  1. Implementing 1-3 would significantly lower the overall cost. As more preventive care was implemented and the absurd costs in the system for keeping people out are eliminated the overall cost drops. Much of the cost of the uninsured is paid anyway by the people who can pay and therefore the increase in costs caused by their coverage is much less than one would think. The private “gap” insurance would be extremely inexpensive as the insurance company no longer has the risk of the catastrophic claim or the administrative expense of screening. Taxes would have to be raised to cover the difference, however my family in a group policy was paying nearly $2,000 per month anyway—if taxes went up $10,000 per year I would be a significant winner!

SUMMARY

Unfortunately I must repeat, “Whenever simple solutions are not implemented it is a result of those in power having a vested interest in perpetuating the problem rather than in implementing solution.” Congress is it’s own “special interest” group. They can raise money by creating fear of change and with money comes reelection and power. They have a vested interest in the perpetuation of the problem that is detrimental to our national interest.

Dirk Dieters, owner of TFGDenver

Note that this post is an opinion—we welcome your comments below


[1] For those who forget, there actually was a time when there were individual income tax brackets over 70%! Today’s taxes are extremely low in relationship.

WILLINGNESS TO ACCEPT EXCUSES
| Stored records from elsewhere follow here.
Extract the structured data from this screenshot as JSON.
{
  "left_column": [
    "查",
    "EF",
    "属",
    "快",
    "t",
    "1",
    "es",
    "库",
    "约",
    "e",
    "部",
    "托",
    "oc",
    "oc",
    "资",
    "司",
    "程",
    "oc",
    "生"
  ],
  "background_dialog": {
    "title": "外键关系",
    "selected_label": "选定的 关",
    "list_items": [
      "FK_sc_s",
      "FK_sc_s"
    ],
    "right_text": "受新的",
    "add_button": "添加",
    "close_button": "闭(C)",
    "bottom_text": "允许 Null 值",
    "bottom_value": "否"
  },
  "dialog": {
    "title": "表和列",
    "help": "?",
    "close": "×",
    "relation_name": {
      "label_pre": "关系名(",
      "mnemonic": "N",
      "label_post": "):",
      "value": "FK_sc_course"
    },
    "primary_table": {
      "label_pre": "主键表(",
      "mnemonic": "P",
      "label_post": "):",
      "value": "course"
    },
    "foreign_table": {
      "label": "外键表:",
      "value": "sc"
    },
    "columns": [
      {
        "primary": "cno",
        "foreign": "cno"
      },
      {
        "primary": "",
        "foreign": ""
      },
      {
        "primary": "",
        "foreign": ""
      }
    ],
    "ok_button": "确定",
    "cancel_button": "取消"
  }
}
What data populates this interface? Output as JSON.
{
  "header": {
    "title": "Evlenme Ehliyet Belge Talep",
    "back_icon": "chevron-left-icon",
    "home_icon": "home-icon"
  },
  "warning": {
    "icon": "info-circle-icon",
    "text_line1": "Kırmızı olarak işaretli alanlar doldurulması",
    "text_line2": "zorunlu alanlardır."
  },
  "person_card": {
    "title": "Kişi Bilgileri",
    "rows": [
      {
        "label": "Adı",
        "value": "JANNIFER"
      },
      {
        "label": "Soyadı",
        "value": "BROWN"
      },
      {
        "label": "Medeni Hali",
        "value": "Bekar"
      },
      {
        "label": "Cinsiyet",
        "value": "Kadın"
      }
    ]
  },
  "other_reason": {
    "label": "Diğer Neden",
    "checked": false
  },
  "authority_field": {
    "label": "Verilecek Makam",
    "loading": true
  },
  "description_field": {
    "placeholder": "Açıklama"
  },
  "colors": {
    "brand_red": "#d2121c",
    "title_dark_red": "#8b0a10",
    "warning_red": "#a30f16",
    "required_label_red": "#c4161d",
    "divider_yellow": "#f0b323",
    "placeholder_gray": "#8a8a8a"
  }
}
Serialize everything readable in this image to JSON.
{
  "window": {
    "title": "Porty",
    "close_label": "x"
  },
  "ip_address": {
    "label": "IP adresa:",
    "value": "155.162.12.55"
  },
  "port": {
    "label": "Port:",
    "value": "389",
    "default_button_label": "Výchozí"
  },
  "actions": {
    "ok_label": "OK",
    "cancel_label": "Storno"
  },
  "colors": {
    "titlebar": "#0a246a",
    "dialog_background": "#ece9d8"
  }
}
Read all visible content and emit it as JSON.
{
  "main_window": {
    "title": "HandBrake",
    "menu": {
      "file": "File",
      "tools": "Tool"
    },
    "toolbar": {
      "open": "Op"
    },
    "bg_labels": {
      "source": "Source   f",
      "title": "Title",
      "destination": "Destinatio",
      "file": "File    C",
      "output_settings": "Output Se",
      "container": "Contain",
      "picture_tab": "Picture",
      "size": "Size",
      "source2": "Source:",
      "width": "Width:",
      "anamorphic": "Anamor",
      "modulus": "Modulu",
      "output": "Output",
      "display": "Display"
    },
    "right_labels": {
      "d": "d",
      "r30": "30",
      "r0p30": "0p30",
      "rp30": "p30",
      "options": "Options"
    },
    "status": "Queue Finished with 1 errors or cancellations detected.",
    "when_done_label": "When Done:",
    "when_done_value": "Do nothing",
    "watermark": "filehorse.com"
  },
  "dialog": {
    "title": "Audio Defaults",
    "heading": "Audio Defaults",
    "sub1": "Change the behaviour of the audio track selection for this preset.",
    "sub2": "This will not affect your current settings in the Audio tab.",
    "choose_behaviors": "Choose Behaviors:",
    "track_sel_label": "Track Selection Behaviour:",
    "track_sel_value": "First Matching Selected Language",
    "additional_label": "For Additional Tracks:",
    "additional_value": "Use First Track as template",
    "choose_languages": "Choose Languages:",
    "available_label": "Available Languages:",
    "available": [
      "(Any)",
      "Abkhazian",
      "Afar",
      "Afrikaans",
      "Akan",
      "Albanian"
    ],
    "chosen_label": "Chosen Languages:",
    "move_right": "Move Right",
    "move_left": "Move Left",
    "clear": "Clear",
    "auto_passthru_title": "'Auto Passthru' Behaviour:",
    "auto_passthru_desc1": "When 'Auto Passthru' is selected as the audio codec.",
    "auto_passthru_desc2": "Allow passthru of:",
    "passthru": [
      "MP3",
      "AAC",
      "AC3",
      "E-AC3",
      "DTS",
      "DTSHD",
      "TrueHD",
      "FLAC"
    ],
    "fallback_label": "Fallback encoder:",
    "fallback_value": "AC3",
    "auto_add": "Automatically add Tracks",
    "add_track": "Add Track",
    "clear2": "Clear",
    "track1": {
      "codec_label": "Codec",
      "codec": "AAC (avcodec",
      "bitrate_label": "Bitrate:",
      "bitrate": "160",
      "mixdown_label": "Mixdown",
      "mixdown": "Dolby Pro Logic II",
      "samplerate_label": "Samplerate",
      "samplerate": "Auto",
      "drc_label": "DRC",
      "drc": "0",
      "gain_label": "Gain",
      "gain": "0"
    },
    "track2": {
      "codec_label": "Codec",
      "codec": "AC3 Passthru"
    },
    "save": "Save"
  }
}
Your success is limited to the excuses that you are willing to accept. When an employee comes to you with his excuse for not meeting the predetermined level of performance your leadership immediately comes into play. You must listen to what they say and then determine if you have been given an excuse or a reason for nonperformance. The difference between an excuse and a reason is—an excuse isn’t true! The nice part of being the owner is that you get to decide what is the truth. There are occasions when there can be a reason—a legitimate, true reason why performance could not be accomplished. That is why you have to listen to the employee. When a true reason is put forth you must then modify your plan. The performance that you had planned cannot be met. However it is far more common that your employee (or yourself) will come to you with an excuse instead of a reason. If you accept their excuse you have limited your success. More likely you should inform them that you do not accept their excuse and that you still expect the pre-determined performance. Employees are like children and they will push. If you give in you have turned the company over to them.